===== Data =====

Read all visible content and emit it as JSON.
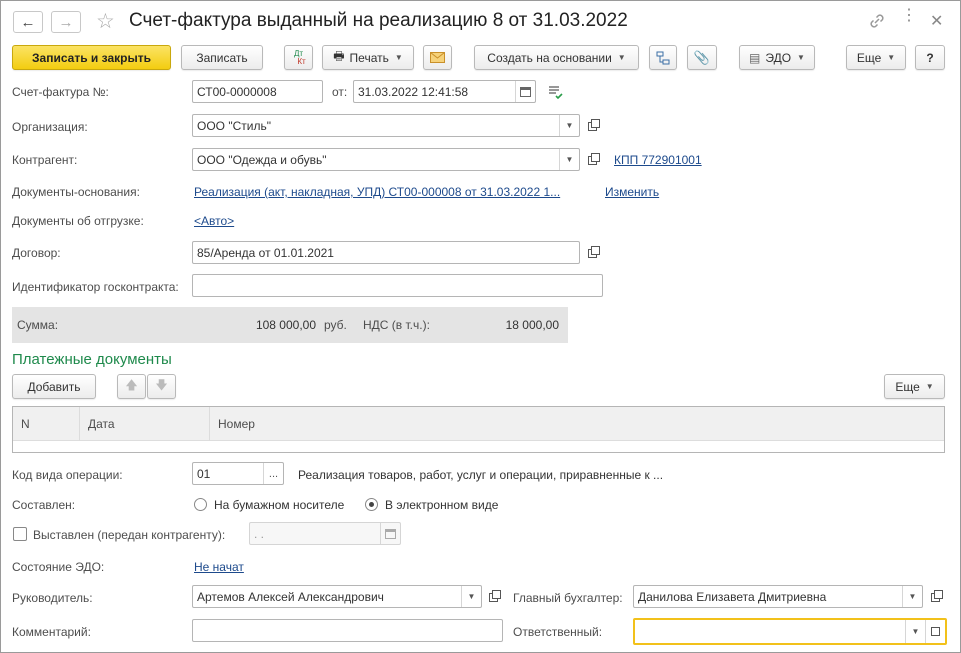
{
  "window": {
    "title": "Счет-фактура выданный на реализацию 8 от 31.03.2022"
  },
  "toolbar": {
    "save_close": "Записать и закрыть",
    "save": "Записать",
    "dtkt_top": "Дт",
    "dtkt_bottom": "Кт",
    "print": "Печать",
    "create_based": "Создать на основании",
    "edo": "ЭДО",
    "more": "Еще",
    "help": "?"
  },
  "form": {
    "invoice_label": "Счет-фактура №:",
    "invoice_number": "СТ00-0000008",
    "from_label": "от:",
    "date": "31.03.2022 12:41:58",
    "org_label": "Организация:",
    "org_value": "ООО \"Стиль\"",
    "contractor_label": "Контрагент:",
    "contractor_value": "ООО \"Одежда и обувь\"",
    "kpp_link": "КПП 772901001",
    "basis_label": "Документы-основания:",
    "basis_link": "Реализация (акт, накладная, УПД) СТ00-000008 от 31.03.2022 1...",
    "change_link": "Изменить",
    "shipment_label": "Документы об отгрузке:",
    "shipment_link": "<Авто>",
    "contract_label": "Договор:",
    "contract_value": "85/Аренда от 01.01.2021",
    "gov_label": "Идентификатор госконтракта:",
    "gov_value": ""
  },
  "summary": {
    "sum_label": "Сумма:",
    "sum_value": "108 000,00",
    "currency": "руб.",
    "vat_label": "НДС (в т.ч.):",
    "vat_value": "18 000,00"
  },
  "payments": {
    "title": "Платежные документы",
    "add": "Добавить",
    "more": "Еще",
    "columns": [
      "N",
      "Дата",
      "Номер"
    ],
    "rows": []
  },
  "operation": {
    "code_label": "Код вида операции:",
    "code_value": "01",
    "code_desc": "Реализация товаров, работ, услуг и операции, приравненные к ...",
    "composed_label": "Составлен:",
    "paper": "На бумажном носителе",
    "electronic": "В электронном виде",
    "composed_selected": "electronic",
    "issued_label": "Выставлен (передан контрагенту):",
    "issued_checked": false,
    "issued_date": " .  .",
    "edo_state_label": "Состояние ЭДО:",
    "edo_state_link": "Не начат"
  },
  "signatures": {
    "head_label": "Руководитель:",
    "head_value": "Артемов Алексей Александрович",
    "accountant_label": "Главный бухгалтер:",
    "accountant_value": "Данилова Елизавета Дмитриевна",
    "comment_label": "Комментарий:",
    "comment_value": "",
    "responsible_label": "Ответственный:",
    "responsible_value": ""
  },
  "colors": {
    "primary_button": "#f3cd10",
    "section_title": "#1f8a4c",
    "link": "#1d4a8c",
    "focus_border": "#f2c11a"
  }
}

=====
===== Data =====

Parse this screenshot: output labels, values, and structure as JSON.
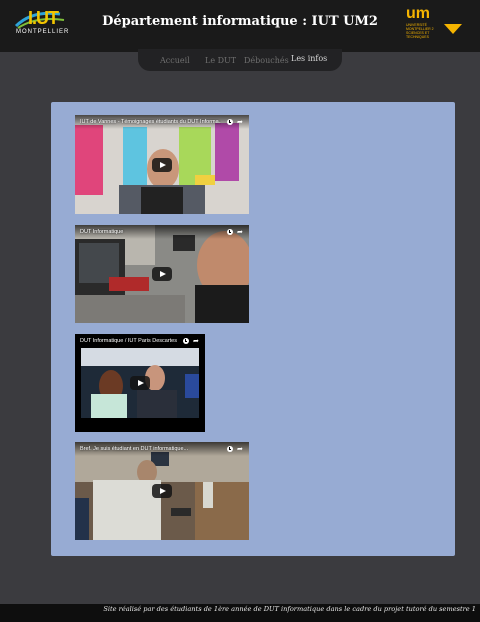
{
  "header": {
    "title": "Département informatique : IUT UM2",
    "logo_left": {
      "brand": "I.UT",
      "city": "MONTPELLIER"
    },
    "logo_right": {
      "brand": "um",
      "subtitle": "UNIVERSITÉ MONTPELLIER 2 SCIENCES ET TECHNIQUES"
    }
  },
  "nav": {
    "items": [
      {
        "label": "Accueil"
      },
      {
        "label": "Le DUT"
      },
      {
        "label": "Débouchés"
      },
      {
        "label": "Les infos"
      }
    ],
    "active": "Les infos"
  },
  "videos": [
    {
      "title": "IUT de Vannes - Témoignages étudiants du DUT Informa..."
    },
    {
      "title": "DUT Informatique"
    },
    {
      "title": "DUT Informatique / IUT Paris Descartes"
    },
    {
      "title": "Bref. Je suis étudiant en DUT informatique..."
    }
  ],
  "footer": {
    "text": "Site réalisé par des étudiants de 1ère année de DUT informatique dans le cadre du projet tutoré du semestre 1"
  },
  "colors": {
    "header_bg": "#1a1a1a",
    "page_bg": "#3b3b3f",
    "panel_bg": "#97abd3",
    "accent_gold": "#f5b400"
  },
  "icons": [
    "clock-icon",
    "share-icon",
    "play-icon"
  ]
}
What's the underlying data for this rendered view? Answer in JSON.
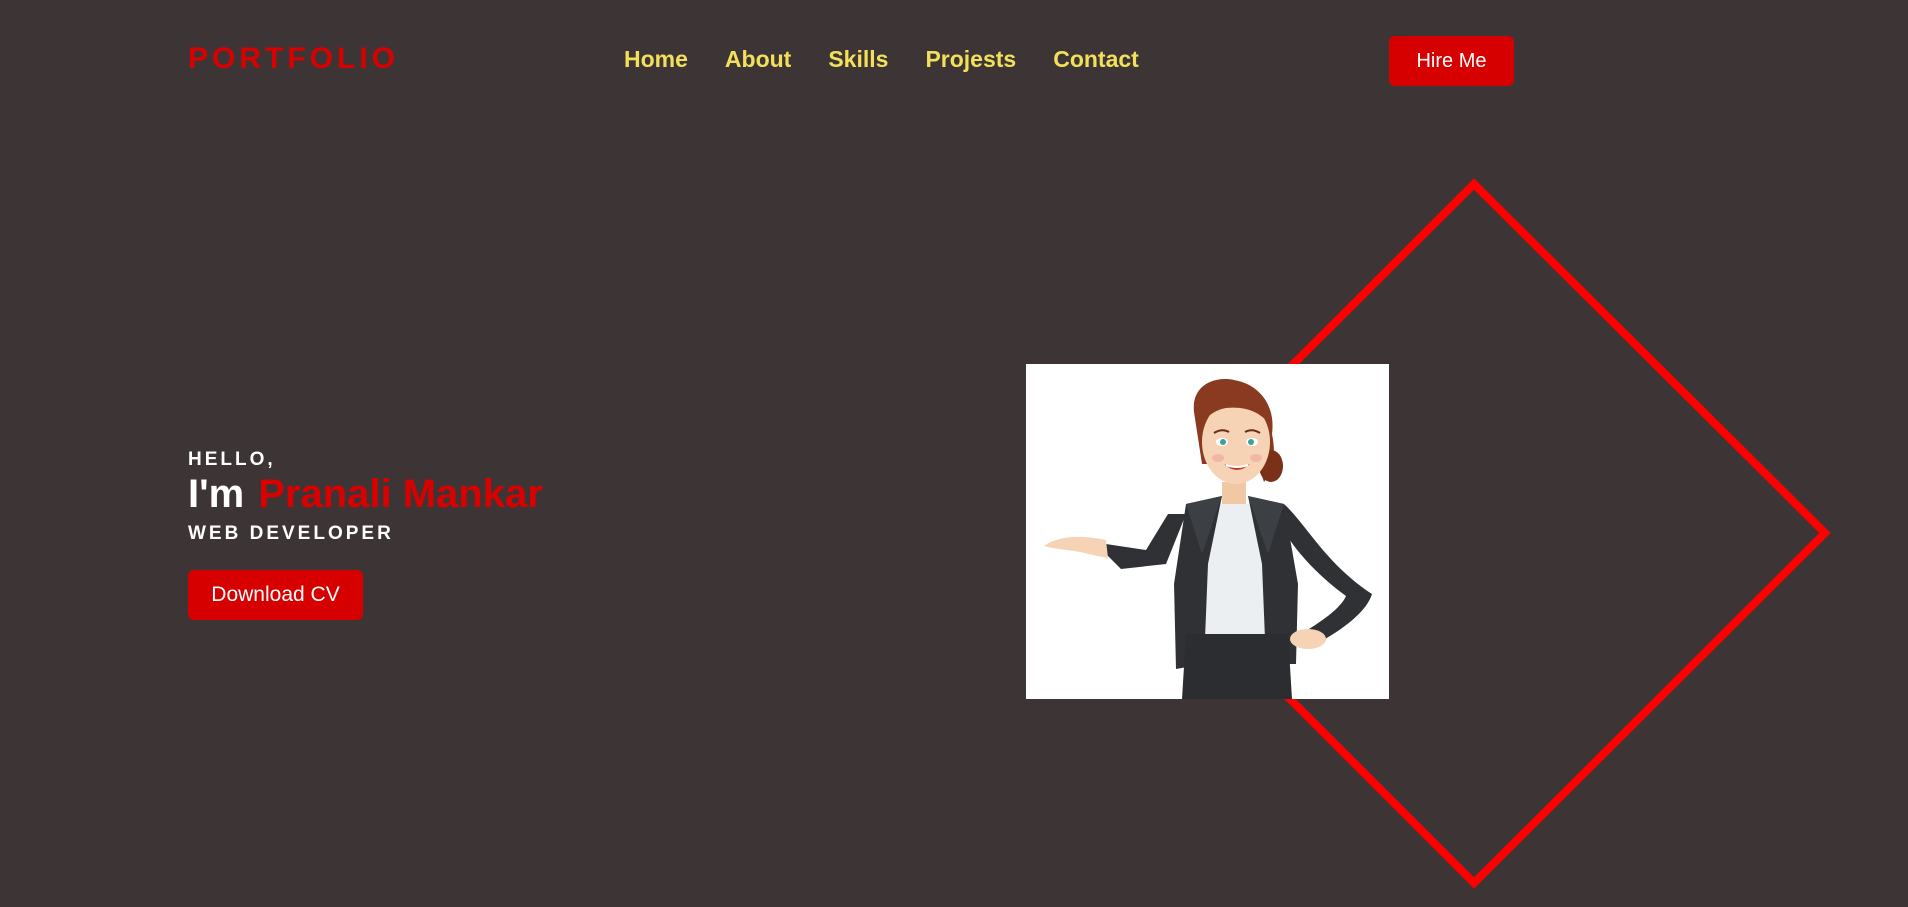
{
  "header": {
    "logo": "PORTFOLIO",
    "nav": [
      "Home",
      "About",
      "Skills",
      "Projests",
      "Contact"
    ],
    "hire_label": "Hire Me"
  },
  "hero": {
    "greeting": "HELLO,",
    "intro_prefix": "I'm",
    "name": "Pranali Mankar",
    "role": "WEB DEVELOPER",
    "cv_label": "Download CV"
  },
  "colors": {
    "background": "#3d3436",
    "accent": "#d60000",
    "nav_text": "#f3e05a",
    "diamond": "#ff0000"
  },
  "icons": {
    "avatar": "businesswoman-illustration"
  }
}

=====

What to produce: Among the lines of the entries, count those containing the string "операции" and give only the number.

Written reply: 2